In my senior thesis, I reevaluate the Maryland Jew Bill in the context of this scholarship and argue that a coherent mentality that prioritized white male equality and religious freedom was responsible for the expansion of Jewish rights, the elimination of the property requirement, and the political exclusion of women and blacks. Many of the actors in the Jew Bill debate, such as Roger Taney, the author of Dred Scott v. Sandford, also influenced policy on race beyond the borders of the state. The changes in Maryland were part of broader national trends away from religious tests and property qualifications and toward increasingly racialized laws, and Maryland contributed, often decisively, to the direction of the nation’s racial politics.

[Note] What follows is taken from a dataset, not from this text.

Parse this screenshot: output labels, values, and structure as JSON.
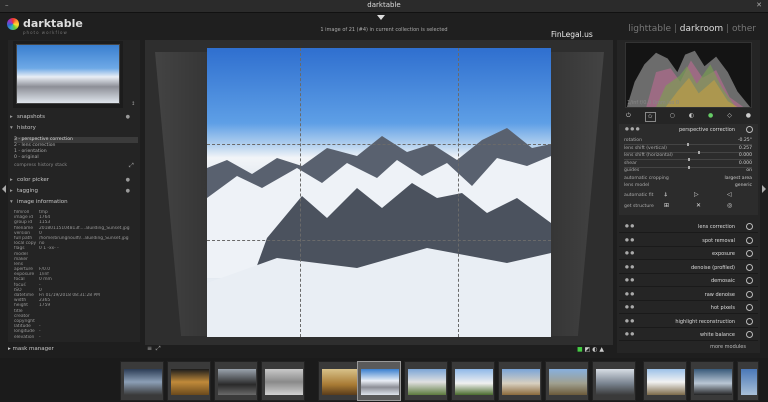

During my research, I visited the library of the Maryland Historical Society in Baltimore, the Maryland State Archives in Annapolis, and the Library of Congress in D.C. I read period newspapers that have not been digitized on microfilm; letters written about the Jew Bill; and a directory of every minister in Maryland from 1634 to 1990, which I used to approximate the religious demographics of each county in the early nineteenth century. During this project, I have learned how historical research is conducted, how to navigate an archive, how to create a coherent narrative from primary sources, and how to read microfilm.